> [Your assignment]:
Return all lines of the records that contain the word "header".

● ● ● ●

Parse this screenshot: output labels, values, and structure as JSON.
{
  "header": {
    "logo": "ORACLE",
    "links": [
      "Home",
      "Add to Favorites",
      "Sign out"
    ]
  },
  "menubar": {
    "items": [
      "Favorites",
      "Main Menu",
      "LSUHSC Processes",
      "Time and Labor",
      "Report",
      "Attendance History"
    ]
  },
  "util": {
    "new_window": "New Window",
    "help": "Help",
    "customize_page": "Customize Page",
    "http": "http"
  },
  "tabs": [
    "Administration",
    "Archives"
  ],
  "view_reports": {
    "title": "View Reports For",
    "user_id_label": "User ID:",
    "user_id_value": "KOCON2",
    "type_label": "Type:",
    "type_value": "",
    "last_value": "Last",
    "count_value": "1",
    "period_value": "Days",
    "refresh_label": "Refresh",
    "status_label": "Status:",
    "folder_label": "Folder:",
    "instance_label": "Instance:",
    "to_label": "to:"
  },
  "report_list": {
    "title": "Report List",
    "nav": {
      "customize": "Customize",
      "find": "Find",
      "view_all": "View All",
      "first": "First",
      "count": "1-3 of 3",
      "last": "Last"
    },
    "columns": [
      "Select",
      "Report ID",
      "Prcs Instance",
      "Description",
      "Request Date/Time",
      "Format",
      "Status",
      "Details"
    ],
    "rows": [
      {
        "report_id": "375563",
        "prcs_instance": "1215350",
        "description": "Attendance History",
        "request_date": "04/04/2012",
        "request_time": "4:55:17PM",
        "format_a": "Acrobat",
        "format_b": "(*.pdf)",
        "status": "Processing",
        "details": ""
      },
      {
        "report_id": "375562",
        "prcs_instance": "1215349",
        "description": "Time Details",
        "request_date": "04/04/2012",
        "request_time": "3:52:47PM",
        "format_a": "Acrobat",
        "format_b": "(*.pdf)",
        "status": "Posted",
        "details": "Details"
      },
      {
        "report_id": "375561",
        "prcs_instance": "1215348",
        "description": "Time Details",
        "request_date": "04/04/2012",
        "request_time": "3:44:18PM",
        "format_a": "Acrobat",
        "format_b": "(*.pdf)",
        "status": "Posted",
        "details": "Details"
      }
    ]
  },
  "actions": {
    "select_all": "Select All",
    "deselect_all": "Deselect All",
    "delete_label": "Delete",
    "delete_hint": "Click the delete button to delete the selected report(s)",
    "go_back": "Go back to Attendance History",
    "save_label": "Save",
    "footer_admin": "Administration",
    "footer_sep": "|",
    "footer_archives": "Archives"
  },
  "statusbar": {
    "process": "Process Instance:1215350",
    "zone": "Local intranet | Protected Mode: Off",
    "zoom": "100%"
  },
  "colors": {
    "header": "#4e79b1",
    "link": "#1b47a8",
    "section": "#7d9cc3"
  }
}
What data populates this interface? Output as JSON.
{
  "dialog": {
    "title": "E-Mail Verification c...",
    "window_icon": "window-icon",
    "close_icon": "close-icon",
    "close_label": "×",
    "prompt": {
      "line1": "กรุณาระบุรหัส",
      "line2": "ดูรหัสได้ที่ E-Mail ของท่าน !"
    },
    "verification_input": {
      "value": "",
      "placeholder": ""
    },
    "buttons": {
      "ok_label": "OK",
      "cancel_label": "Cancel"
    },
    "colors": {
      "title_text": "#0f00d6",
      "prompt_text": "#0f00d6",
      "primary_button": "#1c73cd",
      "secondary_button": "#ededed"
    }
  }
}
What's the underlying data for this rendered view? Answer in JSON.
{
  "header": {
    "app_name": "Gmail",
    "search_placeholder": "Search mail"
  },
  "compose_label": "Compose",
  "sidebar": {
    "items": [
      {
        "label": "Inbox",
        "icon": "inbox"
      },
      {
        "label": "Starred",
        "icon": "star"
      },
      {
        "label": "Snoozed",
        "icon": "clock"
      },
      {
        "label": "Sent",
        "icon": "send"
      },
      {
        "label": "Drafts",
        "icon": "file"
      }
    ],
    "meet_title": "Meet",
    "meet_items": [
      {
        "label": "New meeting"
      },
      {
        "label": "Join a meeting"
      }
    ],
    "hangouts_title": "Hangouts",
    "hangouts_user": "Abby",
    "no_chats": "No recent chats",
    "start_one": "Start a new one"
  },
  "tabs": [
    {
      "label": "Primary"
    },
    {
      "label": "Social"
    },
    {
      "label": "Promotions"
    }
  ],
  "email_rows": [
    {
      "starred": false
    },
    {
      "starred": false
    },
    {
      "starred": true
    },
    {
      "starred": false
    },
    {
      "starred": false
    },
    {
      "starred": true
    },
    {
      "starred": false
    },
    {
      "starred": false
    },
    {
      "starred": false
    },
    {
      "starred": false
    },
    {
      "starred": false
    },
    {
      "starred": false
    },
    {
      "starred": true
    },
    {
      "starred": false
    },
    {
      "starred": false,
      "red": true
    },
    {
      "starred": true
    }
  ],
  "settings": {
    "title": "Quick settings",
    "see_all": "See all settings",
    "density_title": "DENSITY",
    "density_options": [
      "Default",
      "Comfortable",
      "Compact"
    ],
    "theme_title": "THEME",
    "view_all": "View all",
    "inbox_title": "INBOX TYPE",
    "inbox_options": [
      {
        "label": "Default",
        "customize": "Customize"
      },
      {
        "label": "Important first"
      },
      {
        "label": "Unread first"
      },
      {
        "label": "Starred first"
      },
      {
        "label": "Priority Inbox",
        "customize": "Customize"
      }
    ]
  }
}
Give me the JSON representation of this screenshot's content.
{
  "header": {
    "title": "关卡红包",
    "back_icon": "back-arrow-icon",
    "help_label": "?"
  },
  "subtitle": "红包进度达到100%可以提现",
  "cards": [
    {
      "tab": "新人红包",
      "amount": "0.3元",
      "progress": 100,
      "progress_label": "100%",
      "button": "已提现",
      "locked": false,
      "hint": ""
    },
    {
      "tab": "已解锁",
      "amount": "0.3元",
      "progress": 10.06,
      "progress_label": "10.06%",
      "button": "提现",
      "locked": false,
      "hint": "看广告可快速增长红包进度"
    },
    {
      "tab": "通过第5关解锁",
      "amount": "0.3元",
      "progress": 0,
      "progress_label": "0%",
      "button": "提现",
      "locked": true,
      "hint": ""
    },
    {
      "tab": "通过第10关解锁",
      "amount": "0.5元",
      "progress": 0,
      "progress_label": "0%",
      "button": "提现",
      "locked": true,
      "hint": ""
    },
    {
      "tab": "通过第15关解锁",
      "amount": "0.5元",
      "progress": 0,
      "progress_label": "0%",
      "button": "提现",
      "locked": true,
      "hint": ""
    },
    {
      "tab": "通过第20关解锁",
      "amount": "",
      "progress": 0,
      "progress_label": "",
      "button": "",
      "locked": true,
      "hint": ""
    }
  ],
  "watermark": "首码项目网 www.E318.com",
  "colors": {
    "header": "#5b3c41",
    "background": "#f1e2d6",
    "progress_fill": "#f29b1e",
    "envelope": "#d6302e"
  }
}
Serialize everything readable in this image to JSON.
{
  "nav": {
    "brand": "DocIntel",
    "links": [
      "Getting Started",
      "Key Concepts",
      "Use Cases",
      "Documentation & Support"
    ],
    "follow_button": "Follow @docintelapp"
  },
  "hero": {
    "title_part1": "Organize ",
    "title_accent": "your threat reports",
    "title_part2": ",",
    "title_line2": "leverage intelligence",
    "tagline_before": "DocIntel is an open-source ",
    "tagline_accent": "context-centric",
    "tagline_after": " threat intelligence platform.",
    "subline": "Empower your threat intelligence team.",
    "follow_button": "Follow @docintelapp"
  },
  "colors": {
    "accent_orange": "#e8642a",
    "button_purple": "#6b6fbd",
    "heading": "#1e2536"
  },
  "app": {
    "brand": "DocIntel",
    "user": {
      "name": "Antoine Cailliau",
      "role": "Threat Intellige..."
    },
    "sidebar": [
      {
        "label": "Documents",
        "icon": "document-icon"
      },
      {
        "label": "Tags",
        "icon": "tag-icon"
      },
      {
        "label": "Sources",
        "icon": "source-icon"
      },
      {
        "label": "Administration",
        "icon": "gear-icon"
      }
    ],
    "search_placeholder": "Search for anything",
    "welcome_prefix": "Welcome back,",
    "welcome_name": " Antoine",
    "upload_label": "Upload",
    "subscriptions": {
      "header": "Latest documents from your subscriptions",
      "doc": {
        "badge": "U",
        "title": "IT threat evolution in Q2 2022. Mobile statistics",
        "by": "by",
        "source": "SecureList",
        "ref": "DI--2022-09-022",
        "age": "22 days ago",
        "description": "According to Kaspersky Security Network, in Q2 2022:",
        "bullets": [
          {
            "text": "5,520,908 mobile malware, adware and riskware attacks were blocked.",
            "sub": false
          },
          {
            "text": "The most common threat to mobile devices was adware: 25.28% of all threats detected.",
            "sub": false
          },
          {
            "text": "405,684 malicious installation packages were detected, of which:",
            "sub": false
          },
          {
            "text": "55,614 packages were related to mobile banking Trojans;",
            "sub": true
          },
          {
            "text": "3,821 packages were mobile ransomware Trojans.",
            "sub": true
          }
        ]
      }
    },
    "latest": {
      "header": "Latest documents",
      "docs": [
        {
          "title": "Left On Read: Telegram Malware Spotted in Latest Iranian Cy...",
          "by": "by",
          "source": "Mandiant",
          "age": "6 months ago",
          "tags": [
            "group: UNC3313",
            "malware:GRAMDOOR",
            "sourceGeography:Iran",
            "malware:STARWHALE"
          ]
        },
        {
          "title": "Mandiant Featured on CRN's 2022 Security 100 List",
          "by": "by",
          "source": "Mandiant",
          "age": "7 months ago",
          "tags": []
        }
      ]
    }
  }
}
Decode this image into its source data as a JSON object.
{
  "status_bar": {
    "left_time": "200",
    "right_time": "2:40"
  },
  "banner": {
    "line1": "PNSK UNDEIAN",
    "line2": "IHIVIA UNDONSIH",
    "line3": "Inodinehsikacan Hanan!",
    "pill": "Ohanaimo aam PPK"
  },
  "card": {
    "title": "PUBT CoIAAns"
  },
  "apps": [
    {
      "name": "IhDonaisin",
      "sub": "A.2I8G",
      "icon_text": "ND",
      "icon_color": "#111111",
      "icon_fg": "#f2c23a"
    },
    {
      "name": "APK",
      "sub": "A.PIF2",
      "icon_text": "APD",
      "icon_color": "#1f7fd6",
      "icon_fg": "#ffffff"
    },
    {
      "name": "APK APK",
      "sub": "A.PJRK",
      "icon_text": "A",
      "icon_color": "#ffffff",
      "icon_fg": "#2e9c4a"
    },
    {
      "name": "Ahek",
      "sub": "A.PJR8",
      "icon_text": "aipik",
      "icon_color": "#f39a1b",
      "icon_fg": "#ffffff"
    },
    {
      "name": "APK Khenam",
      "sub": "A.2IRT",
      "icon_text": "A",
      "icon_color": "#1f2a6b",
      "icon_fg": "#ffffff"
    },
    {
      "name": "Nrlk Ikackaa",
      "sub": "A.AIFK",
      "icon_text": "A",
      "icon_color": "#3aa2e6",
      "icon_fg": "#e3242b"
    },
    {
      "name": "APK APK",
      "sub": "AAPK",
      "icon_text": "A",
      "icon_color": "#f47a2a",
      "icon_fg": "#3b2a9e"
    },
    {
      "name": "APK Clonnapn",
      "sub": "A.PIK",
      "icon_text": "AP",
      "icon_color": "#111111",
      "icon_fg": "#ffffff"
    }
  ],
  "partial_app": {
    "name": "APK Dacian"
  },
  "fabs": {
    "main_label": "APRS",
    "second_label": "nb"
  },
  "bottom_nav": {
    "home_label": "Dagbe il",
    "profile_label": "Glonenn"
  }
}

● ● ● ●

> [Output below]:
  "header": {
    "header": "#4e79b1",
  "header": {
  "header": {
    "header": "#5b3c41",
      "header": "Latest documents from your subscriptions",
      "header": "Latest documents",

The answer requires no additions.